OK, so you’ve managed to acquire a shiny new Solid-State Drive (SSD) after months of saving. You’ll be glad to know that SSDs are much faster than traditional Hard Disk Drives (HDD), and that’s a good thing. Now, when it is time to partition the drive, you will come across GPT and MBR. The big question is, which one is best for your drive?
GPT or MBR – Which format should you use for SSD
Before we can answer this question, we must first dig deep into what GPT and MBR are about. They are similar, that is for sure, but different in several instances. Just know that if you want optimal performance where your Windows operating system is concerned, then you must select the right option for your drive.
At the end of the article, we hope you will gain a more extensive understanding of GPT and MBR. From there, you should then be able to decide which one is best for your SSD.
What is MBR, aka Master Boot Record?
If you weren’t aware before, then we should point out that MBR is old technology.

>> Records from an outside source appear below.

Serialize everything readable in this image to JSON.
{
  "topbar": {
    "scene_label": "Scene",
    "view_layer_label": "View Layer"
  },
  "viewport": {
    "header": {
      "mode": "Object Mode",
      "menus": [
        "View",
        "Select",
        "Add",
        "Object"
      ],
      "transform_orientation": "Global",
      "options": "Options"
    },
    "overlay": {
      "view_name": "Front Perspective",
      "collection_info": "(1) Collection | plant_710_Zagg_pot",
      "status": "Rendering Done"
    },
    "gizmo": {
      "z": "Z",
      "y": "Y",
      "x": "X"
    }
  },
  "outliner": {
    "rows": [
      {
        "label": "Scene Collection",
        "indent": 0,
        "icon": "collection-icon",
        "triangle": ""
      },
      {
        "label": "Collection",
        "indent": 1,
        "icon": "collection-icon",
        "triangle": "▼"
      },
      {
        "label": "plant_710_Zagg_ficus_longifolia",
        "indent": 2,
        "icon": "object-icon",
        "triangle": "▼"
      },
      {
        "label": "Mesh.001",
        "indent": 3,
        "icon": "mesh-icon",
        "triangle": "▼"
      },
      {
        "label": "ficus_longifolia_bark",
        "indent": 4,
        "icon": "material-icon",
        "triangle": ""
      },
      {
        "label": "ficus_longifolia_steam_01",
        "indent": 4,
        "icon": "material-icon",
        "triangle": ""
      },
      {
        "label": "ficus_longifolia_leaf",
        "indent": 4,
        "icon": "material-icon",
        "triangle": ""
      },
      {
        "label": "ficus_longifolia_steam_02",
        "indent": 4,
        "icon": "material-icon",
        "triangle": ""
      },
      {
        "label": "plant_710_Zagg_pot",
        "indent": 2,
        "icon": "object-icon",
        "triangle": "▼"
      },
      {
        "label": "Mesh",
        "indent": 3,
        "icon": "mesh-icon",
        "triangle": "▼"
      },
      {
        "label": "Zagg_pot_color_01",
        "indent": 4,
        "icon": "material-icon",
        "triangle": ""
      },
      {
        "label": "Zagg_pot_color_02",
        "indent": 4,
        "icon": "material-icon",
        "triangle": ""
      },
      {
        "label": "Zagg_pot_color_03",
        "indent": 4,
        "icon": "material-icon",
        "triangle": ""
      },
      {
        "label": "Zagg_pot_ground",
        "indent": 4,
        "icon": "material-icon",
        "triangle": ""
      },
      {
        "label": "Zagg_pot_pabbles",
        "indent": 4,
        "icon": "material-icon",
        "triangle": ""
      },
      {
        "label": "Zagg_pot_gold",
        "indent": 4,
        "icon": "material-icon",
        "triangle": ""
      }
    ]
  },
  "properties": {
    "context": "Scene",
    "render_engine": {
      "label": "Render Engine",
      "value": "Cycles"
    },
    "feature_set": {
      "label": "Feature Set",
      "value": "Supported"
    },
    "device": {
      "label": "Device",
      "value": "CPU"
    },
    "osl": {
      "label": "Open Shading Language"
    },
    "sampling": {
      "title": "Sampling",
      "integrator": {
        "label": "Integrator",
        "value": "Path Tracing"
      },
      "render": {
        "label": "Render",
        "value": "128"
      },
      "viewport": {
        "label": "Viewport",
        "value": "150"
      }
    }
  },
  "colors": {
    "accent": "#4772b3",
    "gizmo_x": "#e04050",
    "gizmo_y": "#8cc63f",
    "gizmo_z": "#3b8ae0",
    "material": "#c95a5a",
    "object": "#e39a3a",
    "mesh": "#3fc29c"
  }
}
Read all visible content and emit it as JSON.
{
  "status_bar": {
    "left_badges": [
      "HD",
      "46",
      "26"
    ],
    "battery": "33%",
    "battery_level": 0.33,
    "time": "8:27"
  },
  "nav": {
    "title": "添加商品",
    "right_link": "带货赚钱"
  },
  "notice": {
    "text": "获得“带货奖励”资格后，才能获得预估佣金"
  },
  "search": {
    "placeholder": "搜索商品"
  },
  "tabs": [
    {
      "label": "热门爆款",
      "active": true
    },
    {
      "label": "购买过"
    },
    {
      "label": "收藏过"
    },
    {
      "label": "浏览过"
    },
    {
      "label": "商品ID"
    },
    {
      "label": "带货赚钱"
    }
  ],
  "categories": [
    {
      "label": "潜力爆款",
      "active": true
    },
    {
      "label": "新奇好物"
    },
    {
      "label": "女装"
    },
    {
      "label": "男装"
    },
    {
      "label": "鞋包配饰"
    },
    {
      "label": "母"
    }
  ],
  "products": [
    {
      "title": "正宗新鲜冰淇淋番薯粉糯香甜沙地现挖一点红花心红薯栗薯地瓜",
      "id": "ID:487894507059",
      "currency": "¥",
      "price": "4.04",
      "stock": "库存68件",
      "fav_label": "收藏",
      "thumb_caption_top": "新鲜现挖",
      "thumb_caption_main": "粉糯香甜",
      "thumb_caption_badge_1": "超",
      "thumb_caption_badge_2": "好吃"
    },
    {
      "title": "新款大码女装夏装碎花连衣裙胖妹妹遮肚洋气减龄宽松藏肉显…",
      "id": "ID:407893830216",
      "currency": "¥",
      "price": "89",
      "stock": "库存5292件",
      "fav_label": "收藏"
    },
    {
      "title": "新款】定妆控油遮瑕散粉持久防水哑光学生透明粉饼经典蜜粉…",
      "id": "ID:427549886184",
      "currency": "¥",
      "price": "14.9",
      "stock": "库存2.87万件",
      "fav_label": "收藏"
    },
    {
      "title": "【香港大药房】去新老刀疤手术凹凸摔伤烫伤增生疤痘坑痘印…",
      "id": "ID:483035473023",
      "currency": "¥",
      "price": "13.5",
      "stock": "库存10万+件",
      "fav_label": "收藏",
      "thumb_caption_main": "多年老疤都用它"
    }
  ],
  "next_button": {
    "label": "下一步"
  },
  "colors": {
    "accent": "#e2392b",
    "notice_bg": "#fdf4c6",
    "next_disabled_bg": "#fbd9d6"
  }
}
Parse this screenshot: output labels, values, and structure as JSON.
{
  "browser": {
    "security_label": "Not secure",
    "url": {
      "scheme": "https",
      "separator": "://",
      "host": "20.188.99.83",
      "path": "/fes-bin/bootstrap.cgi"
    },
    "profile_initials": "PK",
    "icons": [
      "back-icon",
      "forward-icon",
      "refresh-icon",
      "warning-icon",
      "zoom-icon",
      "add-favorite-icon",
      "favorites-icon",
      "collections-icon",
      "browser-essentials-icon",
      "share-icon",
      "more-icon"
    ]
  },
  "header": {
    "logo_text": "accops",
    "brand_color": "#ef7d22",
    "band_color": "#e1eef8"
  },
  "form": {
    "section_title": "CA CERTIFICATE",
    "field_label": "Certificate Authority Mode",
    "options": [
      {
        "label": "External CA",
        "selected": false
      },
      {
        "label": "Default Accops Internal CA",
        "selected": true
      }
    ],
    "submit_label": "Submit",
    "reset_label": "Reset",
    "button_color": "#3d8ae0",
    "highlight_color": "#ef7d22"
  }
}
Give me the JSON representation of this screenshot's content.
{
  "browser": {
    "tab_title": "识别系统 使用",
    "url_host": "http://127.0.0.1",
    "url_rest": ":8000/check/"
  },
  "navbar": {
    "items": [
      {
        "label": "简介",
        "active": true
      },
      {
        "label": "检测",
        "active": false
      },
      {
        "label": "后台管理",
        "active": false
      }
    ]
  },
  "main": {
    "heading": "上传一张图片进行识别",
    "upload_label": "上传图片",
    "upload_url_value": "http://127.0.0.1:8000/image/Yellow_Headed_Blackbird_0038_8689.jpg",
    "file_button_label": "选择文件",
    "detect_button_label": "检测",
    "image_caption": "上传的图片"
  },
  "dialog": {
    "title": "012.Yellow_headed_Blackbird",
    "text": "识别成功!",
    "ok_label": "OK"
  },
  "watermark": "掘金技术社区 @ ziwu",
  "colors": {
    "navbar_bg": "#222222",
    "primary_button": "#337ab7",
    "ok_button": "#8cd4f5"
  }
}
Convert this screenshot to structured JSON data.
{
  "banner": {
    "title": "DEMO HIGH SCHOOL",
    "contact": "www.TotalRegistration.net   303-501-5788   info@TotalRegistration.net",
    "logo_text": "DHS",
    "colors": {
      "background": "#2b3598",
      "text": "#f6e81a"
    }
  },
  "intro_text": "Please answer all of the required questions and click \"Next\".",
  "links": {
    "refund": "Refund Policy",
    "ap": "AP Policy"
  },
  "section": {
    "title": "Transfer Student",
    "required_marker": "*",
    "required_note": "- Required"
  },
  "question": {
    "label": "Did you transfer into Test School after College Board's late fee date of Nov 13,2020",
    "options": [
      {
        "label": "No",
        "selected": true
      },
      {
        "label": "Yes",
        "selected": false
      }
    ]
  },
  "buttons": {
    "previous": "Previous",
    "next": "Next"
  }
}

It was first released back in 1983. It is called Master Boot Record because it’s located in the launch of the drive, and it performs a unique boot business.
This sector, from our understanding, contains data related to the logical driveway walls and a bootloader designed for the installed operating system.
Note that the MBR is corruptible and can be overwritten, which is why there are times when users must repair it to gain access to their computer.
Additionally, MBR only supports up to four primary partitions, so there are some limitations but nothing major if you’re merely a home user. If you’re an advanced user, please bear in mind that MBR supports up to 2TB of space.
What is GPT, aka GUID Partition Table?
OK, so GPT is the newest standard, and it will eventually replace the MBR partitioning system in the long run. What makes this GPT interesting is because every partition on your computer drive incorporates a GUID (globally distinctive identifier).
One of the best aspects of GPT is that it does not suffer from the same limitations compared to MBR. Because of this, you’ll find that GPT drives can be a lot larger in size, but not only that, the limitations are primarily determined by the host operating system.
You can also create an unlimited number of partitions. However, the Windows operating system only supports up to 128 partitions on a GPT drive. This goes back to what we’ve stated above that your operating system of choice mainly determines the limitations.
Unlike MBR, where the partition and boot are stored in a single spot, the came cannot be said with GPT since it keeps information on multiple locations on the drive. This is great because it makes it easier to recover data if the drive becomes corrupt.
Furthermore, whenever a GPT drive wants to check if the information is undamaged, it takes advantage of CRC (Cyclic Redundancy Check).
GPT vs. MBR: Which technology is better?
Clearly, we can state for sure that GPT is superior to MBR, especially if you’re using newer computer systems running anything above Windows XP. You cannot go wrong with GPT due to its more extensive feature set and its ability to secure your data better.
Now, suppose you are looking to use an older operating system from Windows XP and lower. In that case, MBR is the appropriate option because it is more than enough.
As it stands right now, both technologies have their space in this world. It all boils down to what you’re doing, and using that will determine which one of the two to choose.
Is GPT vs. MBR better for your SSD?
When we look at the Solid-State Drive, we can safely say this technology is the future of computer storage. In terms of speed and reliability, an SSD is better than a traditional hard drive, but there are a few problems a user must look out for.
You see, when a Solid-State Drive experiences high write and read numbers, this can cause an end-of-life event where the drive switches to read-only mode. GPT is much better than MBR to combat such scenarios. Still, it only works if you’re using a modern operating system such as Windows 10.
For those looking for compatibility with their old computer systems, we suggest skipping GPT, at least for the time being.
Now, we need to point out that if you do plan to use UEFI, then MBR is excellent to boot. However, when it comes down to GPT, you should not aim to make use of Legacy boot in this regard.
If you’ve reached this far, then chances are you’ve come to a conclusion. But if for some reason you haven’t, then let us make it abundantly clear to remove all doubts.
When it comes down to MBR vs. GPT, where your Solid State Drive is concerned, we believe 100 percent in using GPT over MBR.